[Opening Material to process section]

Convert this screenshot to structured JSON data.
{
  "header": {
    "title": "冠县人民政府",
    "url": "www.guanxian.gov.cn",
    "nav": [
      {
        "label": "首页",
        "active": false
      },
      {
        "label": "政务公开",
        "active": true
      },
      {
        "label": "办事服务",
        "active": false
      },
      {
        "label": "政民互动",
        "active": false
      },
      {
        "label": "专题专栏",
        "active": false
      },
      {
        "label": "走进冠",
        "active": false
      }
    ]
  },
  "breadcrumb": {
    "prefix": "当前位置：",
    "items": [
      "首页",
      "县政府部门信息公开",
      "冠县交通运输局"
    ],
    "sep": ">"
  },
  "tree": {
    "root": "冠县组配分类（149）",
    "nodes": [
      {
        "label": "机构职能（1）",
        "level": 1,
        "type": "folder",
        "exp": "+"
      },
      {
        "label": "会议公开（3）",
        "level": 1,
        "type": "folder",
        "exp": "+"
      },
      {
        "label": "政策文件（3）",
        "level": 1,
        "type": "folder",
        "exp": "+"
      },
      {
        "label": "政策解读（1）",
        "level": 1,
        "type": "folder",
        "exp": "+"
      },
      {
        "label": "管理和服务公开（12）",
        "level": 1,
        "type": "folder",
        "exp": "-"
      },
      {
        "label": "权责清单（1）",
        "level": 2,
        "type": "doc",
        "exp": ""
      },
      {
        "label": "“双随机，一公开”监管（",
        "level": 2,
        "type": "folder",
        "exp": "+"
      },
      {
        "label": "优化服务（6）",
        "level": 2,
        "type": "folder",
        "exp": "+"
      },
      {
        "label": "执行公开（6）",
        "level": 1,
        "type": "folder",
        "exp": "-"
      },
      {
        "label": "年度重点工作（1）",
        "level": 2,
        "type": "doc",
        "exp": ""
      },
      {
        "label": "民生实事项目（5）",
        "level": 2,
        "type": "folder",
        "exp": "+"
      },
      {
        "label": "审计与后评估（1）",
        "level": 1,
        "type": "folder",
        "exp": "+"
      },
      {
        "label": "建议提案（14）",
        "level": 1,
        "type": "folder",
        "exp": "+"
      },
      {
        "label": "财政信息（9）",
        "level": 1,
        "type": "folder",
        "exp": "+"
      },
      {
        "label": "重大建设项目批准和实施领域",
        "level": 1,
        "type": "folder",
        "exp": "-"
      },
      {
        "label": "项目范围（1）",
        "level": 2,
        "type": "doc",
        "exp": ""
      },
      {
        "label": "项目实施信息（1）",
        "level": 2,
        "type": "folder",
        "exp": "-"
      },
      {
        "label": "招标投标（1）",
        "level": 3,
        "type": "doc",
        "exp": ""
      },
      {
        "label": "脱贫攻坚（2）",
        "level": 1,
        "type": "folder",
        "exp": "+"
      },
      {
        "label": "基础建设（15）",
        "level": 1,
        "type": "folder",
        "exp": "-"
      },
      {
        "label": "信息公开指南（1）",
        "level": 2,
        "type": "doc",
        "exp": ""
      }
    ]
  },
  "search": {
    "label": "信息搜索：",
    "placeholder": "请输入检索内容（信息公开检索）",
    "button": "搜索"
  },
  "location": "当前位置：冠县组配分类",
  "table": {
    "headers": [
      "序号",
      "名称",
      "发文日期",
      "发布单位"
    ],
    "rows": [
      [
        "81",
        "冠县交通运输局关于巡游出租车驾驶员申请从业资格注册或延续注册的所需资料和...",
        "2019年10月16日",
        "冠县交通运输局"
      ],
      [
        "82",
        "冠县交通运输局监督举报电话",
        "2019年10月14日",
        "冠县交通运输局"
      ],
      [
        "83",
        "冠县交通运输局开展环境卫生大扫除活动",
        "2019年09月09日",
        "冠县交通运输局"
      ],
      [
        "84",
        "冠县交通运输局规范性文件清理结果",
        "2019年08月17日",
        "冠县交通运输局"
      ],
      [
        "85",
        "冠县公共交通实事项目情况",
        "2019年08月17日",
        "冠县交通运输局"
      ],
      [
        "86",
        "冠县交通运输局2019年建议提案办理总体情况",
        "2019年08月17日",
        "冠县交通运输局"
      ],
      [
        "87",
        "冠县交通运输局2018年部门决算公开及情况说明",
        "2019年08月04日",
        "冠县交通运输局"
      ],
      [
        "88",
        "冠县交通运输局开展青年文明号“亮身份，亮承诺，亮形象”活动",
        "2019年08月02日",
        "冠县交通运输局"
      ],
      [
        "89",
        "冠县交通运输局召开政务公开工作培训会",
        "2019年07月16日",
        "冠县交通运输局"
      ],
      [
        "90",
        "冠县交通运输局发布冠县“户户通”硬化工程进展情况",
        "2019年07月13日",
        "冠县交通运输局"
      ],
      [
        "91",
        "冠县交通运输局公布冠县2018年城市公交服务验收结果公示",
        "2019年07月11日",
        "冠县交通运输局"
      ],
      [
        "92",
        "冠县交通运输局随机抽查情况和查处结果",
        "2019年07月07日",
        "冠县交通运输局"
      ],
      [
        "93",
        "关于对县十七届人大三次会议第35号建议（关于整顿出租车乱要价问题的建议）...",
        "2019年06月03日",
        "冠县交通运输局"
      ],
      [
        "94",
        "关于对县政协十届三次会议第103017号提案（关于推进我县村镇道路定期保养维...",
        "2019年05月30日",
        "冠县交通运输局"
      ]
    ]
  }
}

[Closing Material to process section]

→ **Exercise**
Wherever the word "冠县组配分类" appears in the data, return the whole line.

→ **Your response**
    "root": "冠县组配分类（149）",
  "location": "当前位置：冠县组配分类",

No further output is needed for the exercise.